* _Task requirements_:
Repeat every record exactly as given.

* _Dataset records_:
========================
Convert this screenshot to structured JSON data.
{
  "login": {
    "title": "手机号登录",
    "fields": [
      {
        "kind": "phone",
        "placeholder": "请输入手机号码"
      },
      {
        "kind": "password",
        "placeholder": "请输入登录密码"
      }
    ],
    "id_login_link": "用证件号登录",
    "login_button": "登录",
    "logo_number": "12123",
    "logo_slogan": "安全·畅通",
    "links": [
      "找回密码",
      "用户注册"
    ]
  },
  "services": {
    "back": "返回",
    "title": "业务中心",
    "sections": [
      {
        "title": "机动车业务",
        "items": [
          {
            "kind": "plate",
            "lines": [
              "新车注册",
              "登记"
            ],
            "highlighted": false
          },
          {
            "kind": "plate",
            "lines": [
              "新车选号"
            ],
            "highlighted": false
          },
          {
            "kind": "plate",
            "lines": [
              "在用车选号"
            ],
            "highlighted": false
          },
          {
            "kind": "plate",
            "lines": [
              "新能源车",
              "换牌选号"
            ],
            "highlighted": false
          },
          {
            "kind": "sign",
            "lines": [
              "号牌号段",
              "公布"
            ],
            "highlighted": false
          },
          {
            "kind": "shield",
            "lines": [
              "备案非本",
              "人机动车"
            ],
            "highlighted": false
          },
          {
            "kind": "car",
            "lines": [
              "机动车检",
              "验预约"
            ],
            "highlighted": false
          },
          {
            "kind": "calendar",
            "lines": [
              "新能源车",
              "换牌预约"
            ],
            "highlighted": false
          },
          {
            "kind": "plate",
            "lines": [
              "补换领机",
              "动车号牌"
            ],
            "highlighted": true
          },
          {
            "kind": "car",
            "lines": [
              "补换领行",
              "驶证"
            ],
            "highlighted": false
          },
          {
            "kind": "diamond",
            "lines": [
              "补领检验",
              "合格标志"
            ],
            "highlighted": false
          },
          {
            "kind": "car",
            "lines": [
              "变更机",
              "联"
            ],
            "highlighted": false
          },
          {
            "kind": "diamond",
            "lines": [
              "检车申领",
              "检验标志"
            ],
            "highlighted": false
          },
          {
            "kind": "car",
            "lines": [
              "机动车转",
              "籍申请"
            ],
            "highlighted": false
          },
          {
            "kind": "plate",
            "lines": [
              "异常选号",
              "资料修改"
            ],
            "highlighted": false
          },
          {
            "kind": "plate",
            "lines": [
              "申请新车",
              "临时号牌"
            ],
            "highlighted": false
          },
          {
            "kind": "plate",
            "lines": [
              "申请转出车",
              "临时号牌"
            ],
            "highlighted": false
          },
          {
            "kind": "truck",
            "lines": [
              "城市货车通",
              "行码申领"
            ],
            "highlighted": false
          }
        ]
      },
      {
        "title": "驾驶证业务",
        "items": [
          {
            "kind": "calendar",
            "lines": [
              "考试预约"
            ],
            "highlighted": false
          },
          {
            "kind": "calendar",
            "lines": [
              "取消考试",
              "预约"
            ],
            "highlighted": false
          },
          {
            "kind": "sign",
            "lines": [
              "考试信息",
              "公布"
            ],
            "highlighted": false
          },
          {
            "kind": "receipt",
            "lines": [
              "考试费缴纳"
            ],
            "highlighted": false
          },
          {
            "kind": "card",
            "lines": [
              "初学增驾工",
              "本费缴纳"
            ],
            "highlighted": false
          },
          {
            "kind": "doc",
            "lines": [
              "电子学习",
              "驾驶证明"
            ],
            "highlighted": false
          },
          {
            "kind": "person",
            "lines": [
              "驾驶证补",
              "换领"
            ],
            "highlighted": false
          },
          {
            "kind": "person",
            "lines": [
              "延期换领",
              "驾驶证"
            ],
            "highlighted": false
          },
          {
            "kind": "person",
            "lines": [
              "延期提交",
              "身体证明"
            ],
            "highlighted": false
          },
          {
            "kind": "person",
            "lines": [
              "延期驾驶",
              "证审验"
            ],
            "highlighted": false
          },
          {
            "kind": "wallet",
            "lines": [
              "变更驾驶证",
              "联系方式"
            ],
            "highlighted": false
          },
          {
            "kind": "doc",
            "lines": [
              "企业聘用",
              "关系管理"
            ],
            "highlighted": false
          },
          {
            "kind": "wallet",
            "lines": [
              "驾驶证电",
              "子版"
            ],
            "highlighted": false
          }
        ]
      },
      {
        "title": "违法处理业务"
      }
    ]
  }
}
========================
* _Solved problem_:
Convert this screenshot to structured JSON data.
{
  "login": {
    "title": "手机号登录",
    "fields": [
      {
        "kind": "phone",
        "placeholder": "请输入手机号码"
      },
      {
        "kind": "password",
        "placeholder": "请输入登录密码"
      }
    ],
    "id_login_link": "用证件号登录",
    "login_button": "登录",
    "logo_number": "12123",
    "logo_slogan": "安全·畅通",
    "links": [
      "找回密码",
      "用户注册"
    ]
  },
  "services": {
    "back": "返回",
    "title": "业务中心",
    "sections": [
      {
        "title": "机动车业务",
        "items": [
          {
            "kind": "plate",
            "lines": [
              "新车注册",
              "登记"
            ],
            "highlighted": false
          },
          {
            "kind": "plate",
            "lines": [
              "新车选号"
            ],
            "highlighted": false
          },
          {
            "kind": "plate",
            "lines": [
              "在用车选号"
            ],
            "highlighted": false
          },
          {
            "kind": "plate",
            "lines": [
              "新能源车",
              "换牌选号"
            ],
            "highlighted": false
          },
          {
            "kind": "sign",
            "lines": [
              "号牌号段",
              "公布"
            ],
            "highlighted": false
          },
          {
            "kind": "shield",
            "lines": [
              "备案非本",
              "人机动车"
            ],
            "highlighted": false
          },
          {
            "kind": "car",
            "lines": [
              "机动车检",
              "验预约"
            ],
            "highlighted": false
          },
          {
            "kind": "calendar",
            "lines": [
              "新能源车",
              "换牌预约"
            ],
            "highlighted": false
          },
          {
            "kind": "plate",
            "lines": [
              "补换领机",
              "动车号牌"
            ],
            "highlighted": true
          },
          {
            "kind": "car",
            "lines": [
              "补换领行",
              "驶证"
            ],
            "highlighted": false
          },
          {
            "kind": "diamond",
            "lines": [
              "补领检验",
              "合格标志"
            ],
            "highlighted": false
          },
          {
            "kind": "car",
            "lines": [
              "变更机",
              "联"
            ],
            "highlighted": false
          },
          {
            "kind": "diamond",
            "lines": [
              "检车申领",
              "检验标志"
            ],
            "highlighted": false
          },
          {
            "kind": "car",
            "lines": [
              "机动车转",
              "籍申请"
            ],
            "highlighted": false
          },
          {
            "kind": "plate",
            "lines": [
              "异常选号",
              "资料修改"
            ],
            "highlighted": false
          },
          {
            "kind": "plate",
            "lines": [
              "申请新车",
              "临时号牌"
            ],
            "highlighted": false
          },
          {
            "kind": "plate",
            "lines": [
              "申请转出车",
              "临时号牌"
            ],
            "highlighted": false
          },
          {
            "kind": "truck",
            "lines": [
              "城市货车通",
              "行码申领"
            ],
            "highlighted": false
          }
        ]
      },
      {
        "title": "驾驶证业务",
        "items": [
          {
            "kind": "calendar",
            "lines": [
              "考试预约"
            ],
            "highlighted": false
          },
          {
            "kind": "calendar",
            "lines": [
              "取消考试",
              "预约"
            ],
            "highlighted": false
          },
          {
            "kind": "sign",
            "lines": [
              "考试信息",
              "公布"
            ],
            "highlighted": false
          },
          {
            "kind": "receipt",
            "lines": [
              "考试费缴纳"
            ],
            "highlighted": false
          },
          {
            "kind": "card",
            "lines": [
              "初学增驾工",
              "本费缴纳"
            ],
            "highlighted": false
          },
          {
            "kind": "doc",
            "lines": [
              "电子学习",
              "驾驶证明"
            ],
            "highlighted": false
          },
          {
            "kind": "person",
            "lines": [
              "驾驶证补",
              "换领"
            ],
            "highlighted": false
          },
          {
            "kind": "person",
            "lines": [
              "延期换领",
              "驾驶证"
            ],
            "highlighted": false
          },
          {
            "kind": "person",
            "lines": [
              "延期提交",
              "身体证明"
            ],
            "highlighted": false
          },
          {
            "kind": "person",
            "lines": [
              "延期驾驶",
              "证审验"
            ],
            "highlighted": false
          },
          {
            "kind": "wallet",
            "lines": [
              "变更驾驶证",
              "联系方式"
            ],
            "highlighted": false
          },
          {
            "kind": "doc",
            "lines": [
              "企业聘用",
              "关系管理"
            ],
            "highlighted": false
          },
          {
            "kind": "wallet",
            "lines": [
              "驾驶证电",
              "子版"
            ],
            "highlighted": false
          }
        ]
      },
      {
        "title": "违法处理业务"
      }
    ]
  }
}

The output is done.